Exploitation Route Starstream has high potential for general surface cleaning in a variety of different arenas including nuclear decontamination and healthcare. Some of the work undertaken with the equipment has been used to develop a novel cleaning system (termed 'Starstream') which is under commercial development. Evaluation licenses and prototype systems have been undertaken and developed as appropriate.
Sectors Environment,Healthcare,Manufacturing, including Industrial Biotechology

URL http://royalsociety.org/grants/case-studies/tim-leighton/

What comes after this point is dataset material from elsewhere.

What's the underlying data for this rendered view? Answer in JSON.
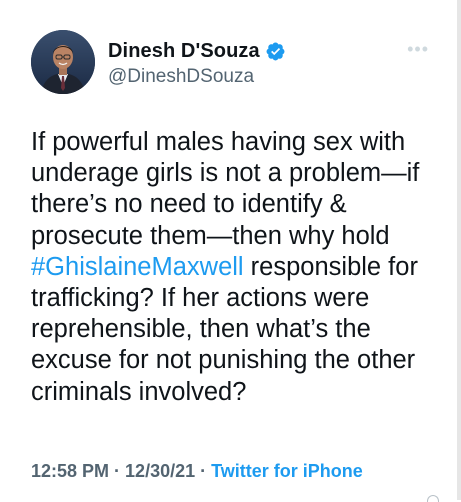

Description This grant was used to fund the purchase of a set of high-speed cameras, lenses and associated hardware. In turn this was used for a fundamental investigation of bubble dynamics and their excitation using suitable stimuli (for example acoustic excitation). These investigations were extremely useful in understanding and exploiting the fundamental mechanisms present and were used to develop a whole sweet of technologies designed to effectively clean flat and structured surfaces. The technologies are in the process of commercial exploitation, one of which is the 'Starstream' technology which shows high potential and has received further recognition through national awards.
First Year Of Impact 2008
Sector Environment,Healthcare,Manufacturing, including Industrial Biotechology,Other
Impact Types Societal,Economic

Title NPL Licence 
Description Birkin P R, Vian C, Hanamanthu J and Leighton T G, Evaluation licence agreement for non-commercial use of a cavitation sensor (made 23 February 2010) Reference number 373990 (licensee: The National Physical laboratory). 
IP Reference  
Protection Protection not required
Year Protection Granted
Licensed Yes
Impact This part of the project was concerned with the possible exploitation of an erosion sensor for the characterization of cavitation. Although no direct commercial output has been gained, it still shows potential in this sector.
Title Ultrasonic Wave Device 
Description This represents the 'Starstream' project which is undergoing commercial exploitation. This technology is designed to clean a surface effectively without the need for high-speed jets or significant chemical input. 
IP Reference GB0914836.2 
Protection Patent application published
Year Protection Granted
Licensed Yes
Impact This has developed into a significant academic and industrial collaboration which is still ongoing